## Early Life and Career

Johnny Cymbal was born John Hendry Blair on February 3, 1945, in Ochiltree, East Ayrshire, Scotland. His family moved to Canada when he was three years old, and then to Cleveland, Ohio, when he was nine. He developed an interest in music at an early age, and started performing in local clubs and radio shows. He also learned to play guitar, piano, and drums.

He signed his first recording contract with MGM Records when he was 15, and released his debut single "It'll Be Me" in 1960. He then moved to New York City, where he met and worked with various songwriters and producers, such as Doc Pomus, Mort Shuman, and Jerry Leiber.
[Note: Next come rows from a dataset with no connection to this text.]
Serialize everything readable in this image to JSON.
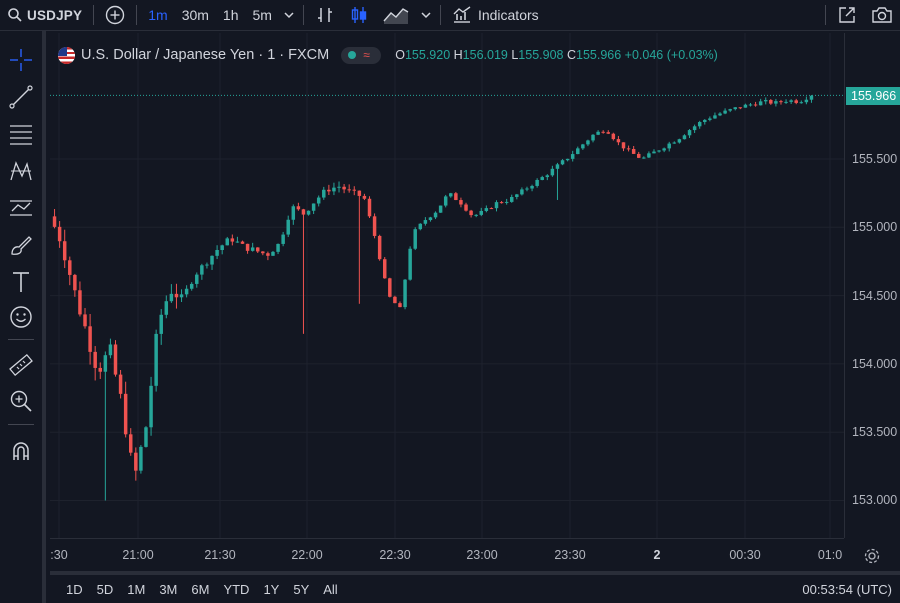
{
  "toolbar": {
    "symbol": "USDJPY",
    "intervals": [
      "1m",
      "30m",
      "1h",
      "5m"
    ],
    "active_interval": "1m",
    "indicators_label": "Indicators"
  },
  "legend": {
    "title": "U.S. Dollar / Japanese Yen · 1 · FXCM",
    "o_label": "O",
    "o": "155.920",
    "h_label": "H",
    "h": "156.019",
    "l_label": "L",
    "l": "155.908",
    "c_label": "C",
    "c": "155.966",
    "change": "+0.046 (+0.03%)"
  },
  "price_axis": {
    "ticks": [
      "155.500",
      "155.000",
      "154.500",
      "154.000",
      "153.500",
      "153.000"
    ],
    "last_price": "155.966"
  },
  "time_axis": {
    "ticks": [
      ":30",
      "21:00",
      "21:30",
      "22:00",
      "22:30",
      "23:00",
      "23:30",
      "2",
      "00:30",
      "01:0"
    ]
  },
  "bottombar": {
    "ranges": [
      "1D",
      "5D",
      "1M",
      "3M",
      "6M",
      "YTD",
      "1Y",
      "5Y",
      "All"
    ],
    "clock": "00:53:54 (UTC)"
  },
  "colors": {
    "up": "#26a69a",
    "down": "#ef5350",
    "accent": "#2962ff",
    "background": "#131722"
  },
  "chart_data": {
    "type": "candlestick",
    "title": "U.S. Dollar / Japanese Yen · 1 · FXCM",
    "x_ticks": [
      ":30",
      "21:00",
      "21:30",
      "22:00",
      "22:30",
      "23:00",
      "23:30",
      "2",
      "00:30",
      "01:0"
    ],
    "y_ticks": [
      155.5,
      155.0,
      154.5,
      154.0,
      153.5,
      153.0
    ],
    "ylim": [
      152.8,
      156.1
    ],
    "close_path": [
      155.08,
      154.9,
      154.55,
      154.25,
      153.95,
      154.1,
      153.7,
      153.15,
      153.55,
      154.3,
      154.55,
      154.48,
      154.65,
      154.75,
      154.85,
      154.92,
      154.86,
      154.83,
      154.8,
      154.88,
      155.15,
      155.1,
      155.2,
      155.28,
      155.3,
      155.25,
      155.22,
      154.9,
      154.5,
      154.4,
      154.95,
      155.05,
      155.12,
      155.25,
      155.18,
      155.08,
      155.12,
      155.18,
      155.2,
      155.26,
      155.32,
      155.38,
      155.45,
      155.52,
      155.6,
      155.68,
      155.72,
      155.62,
      155.55,
      155.5,
      155.55,
      155.6,
      155.65,
      155.72,
      155.78,
      155.82,
      155.85,
      155.88,
      155.9,
      155.92,
      155.91,
      155.93,
      155.92,
      155.97
    ],
    "spikes": [
      {
        "x_frac": 0.33,
        "low": 154.22
      },
      {
        "x_frac": 0.41,
        "low": 154.44
      },
      {
        "x_frac": 0.665,
        "low": 155.2
      },
      {
        "x_frac": 0.075,
        "low": 153.0
      }
    ],
    "last": 155.966,
    "open": 155.92,
    "high": 156.019,
    "low": 155.908,
    "close": 155.966
  }
}
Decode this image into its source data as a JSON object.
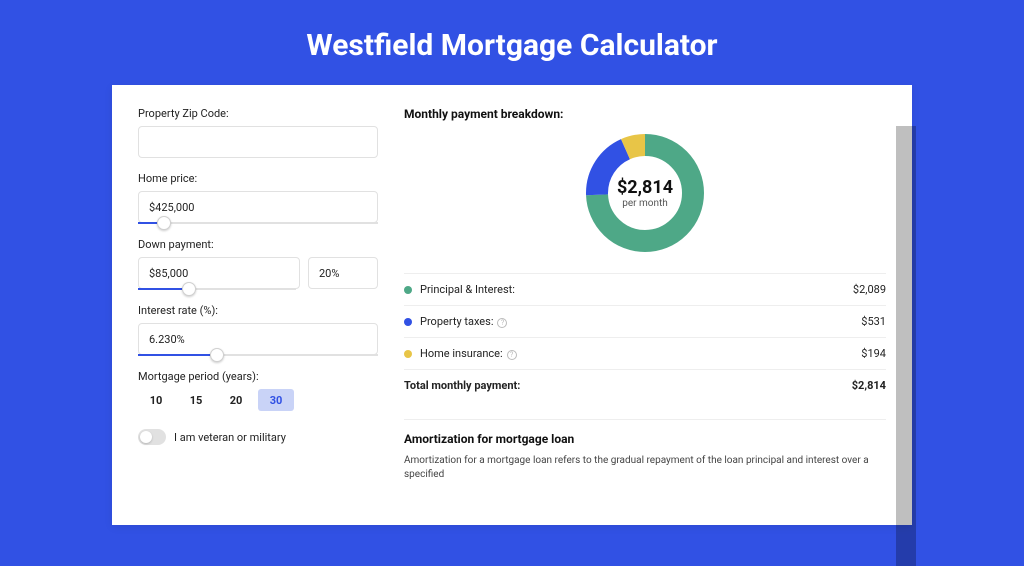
{
  "title": "Westfield Mortgage Calculator",
  "form": {
    "zip": {
      "label": "Property Zip Code:",
      "value": ""
    },
    "price": {
      "label": "Home price:",
      "value": "$425,000",
      "slider_pct": 8
    },
    "down": {
      "label": "Down payment:",
      "amount": "$85,000",
      "pct": "20%",
      "slider_pct": 20
    },
    "rate": {
      "label": "Interest rate (%):",
      "value": "6.230%",
      "slider_pct": 28
    },
    "period": {
      "label": "Mortgage period (years):",
      "options": [
        "10",
        "15",
        "20",
        "30"
      ],
      "active": "30"
    },
    "veteran": {
      "label": "I am veteran or military",
      "on": false
    }
  },
  "breakdown": {
    "title": "Monthly payment breakdown:",
    "center_amount": "$2,814",
    "center_sub": "per month",
    "rows": [
      {
        "color": "g",
        "name": "Principal & Interest:",
        "value": "$2,089"
      },
      {
        "color": "b",
        "name": "Property taxes:",
        "value": "$531",
        "info": true
      },
      {
        "color": "y",
        "name": "Home insurance:",
        "value": "$194",
        "info": true
      }
    ],
    "total": {
      "name": "Total monthly payment:",
      "value": "$2,814"
    }
  },
  "amort": {
    "title": "Amortization for mortgage loan",
    "text": "Amortization for a mortgage loan refers to the gradual repayment of the loan principal and interest over a specified"
  },
  "chart_data": {
    "type": "pie",
    "title": "Monthly payment breakdown",
    "series": [
      {
        "name": "Principal & Interest",
        "value": 2089,
        "color": "#4ea887"
      },
      {
        "name": "Property taxes",
        "value": 531,
        "color": "#3151e4"
      },
      {
        "name": "Home insurance",
        "value": 194,
        "color": "#e8c547"
      }
    ],
    "total": 2814,
    "center_label": "$2,814 per month"
  }
}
He also changed his name to Johnny Cymbal, after his father's nickname.

In 1963, he recorded his biggest hit, "Mr. Bass Man", a novelty song that featured the deep voice of Ronnie Bright as the bass man. The song reached No. 16 on the Billboard Hot 100, and No. 24 on the UK Singles Chart. It also became a popular cover song for artists such as John Entwistle, The Muppets, and Sha Na Na.
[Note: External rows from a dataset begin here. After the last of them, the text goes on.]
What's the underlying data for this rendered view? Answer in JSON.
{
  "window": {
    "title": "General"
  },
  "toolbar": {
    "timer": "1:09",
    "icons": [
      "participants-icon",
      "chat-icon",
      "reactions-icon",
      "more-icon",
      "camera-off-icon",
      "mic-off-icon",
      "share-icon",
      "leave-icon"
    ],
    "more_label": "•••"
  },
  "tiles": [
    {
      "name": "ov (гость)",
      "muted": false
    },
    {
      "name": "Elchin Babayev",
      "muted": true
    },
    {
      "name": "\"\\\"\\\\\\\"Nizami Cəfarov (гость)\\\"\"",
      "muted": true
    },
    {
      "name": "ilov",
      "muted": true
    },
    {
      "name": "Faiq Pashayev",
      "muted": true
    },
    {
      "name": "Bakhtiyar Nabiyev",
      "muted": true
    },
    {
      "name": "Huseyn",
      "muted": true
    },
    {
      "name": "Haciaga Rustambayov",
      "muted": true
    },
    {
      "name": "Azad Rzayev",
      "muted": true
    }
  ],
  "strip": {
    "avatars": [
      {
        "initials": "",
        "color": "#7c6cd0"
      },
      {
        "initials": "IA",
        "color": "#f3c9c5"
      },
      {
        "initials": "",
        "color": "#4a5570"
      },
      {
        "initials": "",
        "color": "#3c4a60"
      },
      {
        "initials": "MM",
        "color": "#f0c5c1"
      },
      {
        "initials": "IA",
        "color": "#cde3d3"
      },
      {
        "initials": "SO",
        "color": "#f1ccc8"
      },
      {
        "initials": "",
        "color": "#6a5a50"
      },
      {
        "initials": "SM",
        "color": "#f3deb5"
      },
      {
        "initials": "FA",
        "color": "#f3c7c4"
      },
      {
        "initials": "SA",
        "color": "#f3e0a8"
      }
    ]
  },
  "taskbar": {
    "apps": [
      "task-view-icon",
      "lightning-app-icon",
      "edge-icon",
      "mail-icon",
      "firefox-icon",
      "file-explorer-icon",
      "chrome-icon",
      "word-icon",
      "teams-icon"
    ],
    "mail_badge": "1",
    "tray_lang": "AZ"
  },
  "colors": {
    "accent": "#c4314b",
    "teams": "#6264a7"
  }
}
## Later Career and Success

After the success of "Mr. Bass Man", Cymbal continued to record and release singles, such as "Teenage Heaven", "Cinnamon", and "Hurdy Gurdy Man". He also adopted different aliases and styles, such as Brother John, a folk-rock singer, and Derek, a pop-rock singer. He also formed a duo with Peggy Clinger, called Cymbal and Clinger, and released an album in 1972.

Cymbal also established himself as a prolific songwriter and producer, working with artists such as Gene Pitney, Terri Gibbs, David Cassidy, and The Partridge Family. He wrote or co-wrote songs such as "Mary in the Morning", "Rock Me Baby", "I'm Drinking Canada Dry", and "Somebody's Knockin'". He also collaborated with George Tobin and Austin Roberts, creating songs for various labels and artists.
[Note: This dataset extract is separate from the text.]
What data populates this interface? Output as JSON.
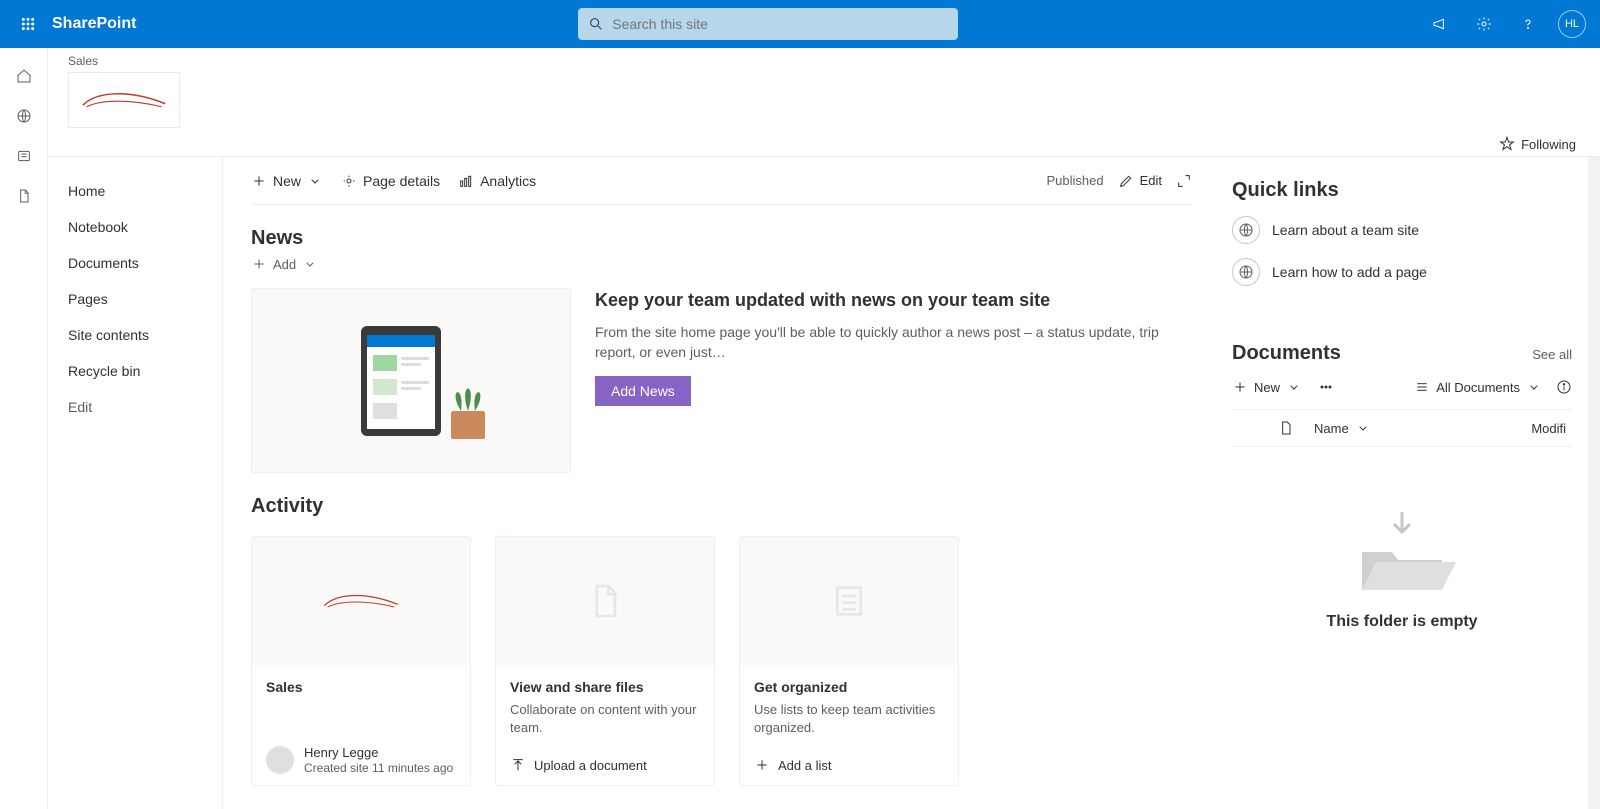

## Johnny Cymbal Cause of Death and Legacy

Cymbal died of a heart attack on March 16, 1993, in Nashville, Tennessee. He was survived by his wife Donna, his son Derek, and his daughter Cymbaline. He was buried in Forest Lawn Memorial Park in Hollywood Hills, California.

Cymbal's songs have been recorded by over 200 artists, and have sold over 75 million copies worldwide. He has been inducted into the Scottish Music Hall of Fame, and the Rockabilly Hall of Fame. He has also been honored by BMI for his songwriting achievements.

Johnny Cymbal was a versatile and talented musician, who left behind a rich and diverse catalog of songs. He was a teen heartthrob, a songwriter, and a producer, who influenced and entertained generations of fans. He was a true Mr. Bass Man.